Fianna Fáil leader Micheál Martin has two holiday homes in his native Cork.

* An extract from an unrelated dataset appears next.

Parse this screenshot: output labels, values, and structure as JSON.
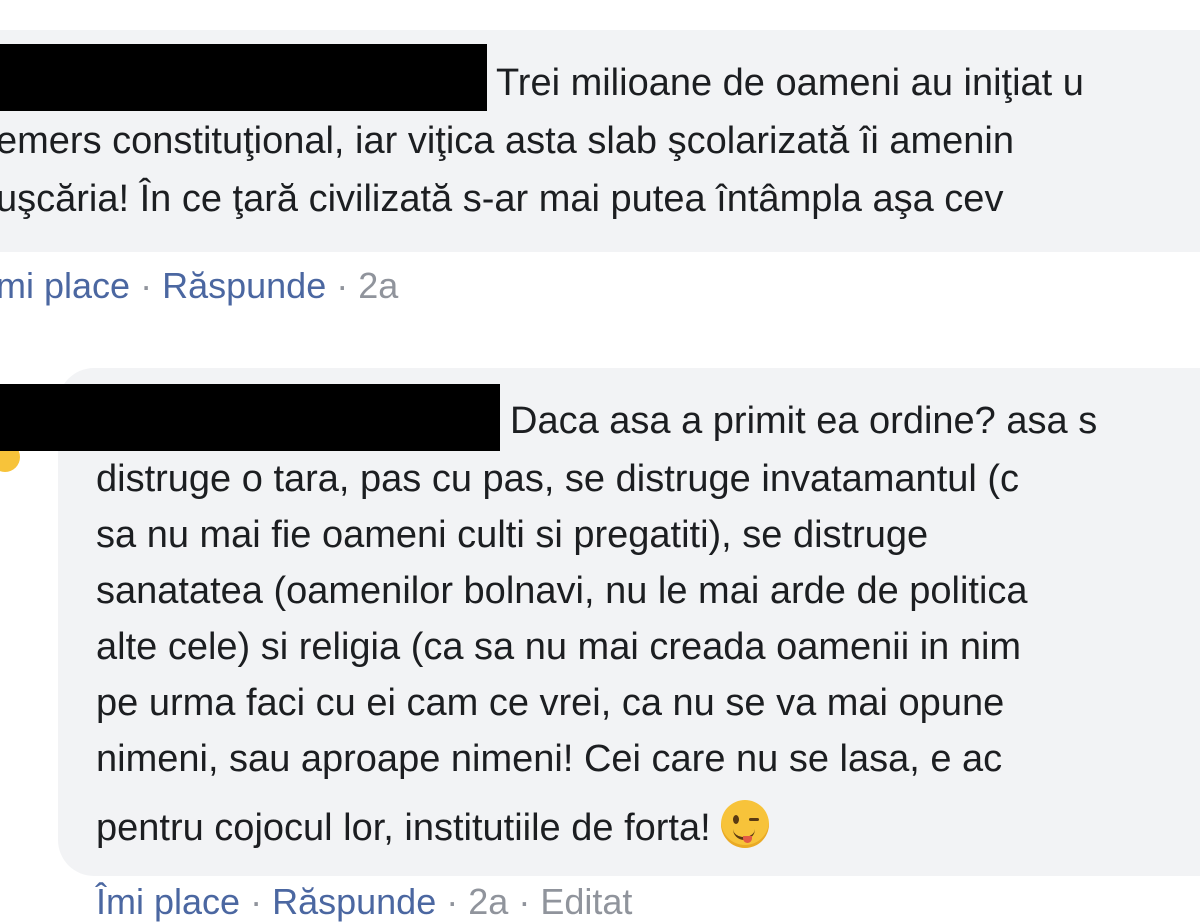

He owns one of them jointly with four others after inheriting one-fifth of the property.
Neither is listed in his declaration of interests, as he is not required to declare them because they are used by his family.
Fianna Fáil TD Seán Haughey also owns a family holiday home, in Dingle, Co Kerry.
Mr Kelly owns the holiday home in Co Kerry with his wife and did not list himself as a landlord on the register for 2020 as he said the rent received did not reach the required threshold.
The house appears to have been advertised on the short-term rental website for the past three years, with reviews by guests dating from 2018.
The holiday home can only be booked for a minimum of five nights on Airbnb’s website.
For two adults and two children to stay from September 26 to October 1 costs €1,056. This includes a service fee of €156. Mr Kelly last year sold a house in Walkinstown, Co Dublin, for €285,000 and the only other property he owns is his home in Co Tipperary.
Some members of the Labour Party have been outspoken critics of Airbnb, particularly former senator Kevin Humphreys, who sought to introduce legislation to regulate short-term lets.
Mr Kelly has also previously endorsed the further regulation of short-term lets by the relevant authorities.
“We all talk about Airbnb, but it is not about that because people could call it something else the following week,” he said in the Dáil during a motion of no-confidence vote in former Housing Minister Eoghan Murphy in 2018.
“We will have to deal with the issue because it is creating downward pressures and resulting in a lack of capacity in urban areas which will only elevate the crisis.
“The return for owners from short-term letting is not going to change but increase.
“I seriously encourage the bringing forward of regulations in this city [Dublin] and others across the country to address this issue to create greater capacity.”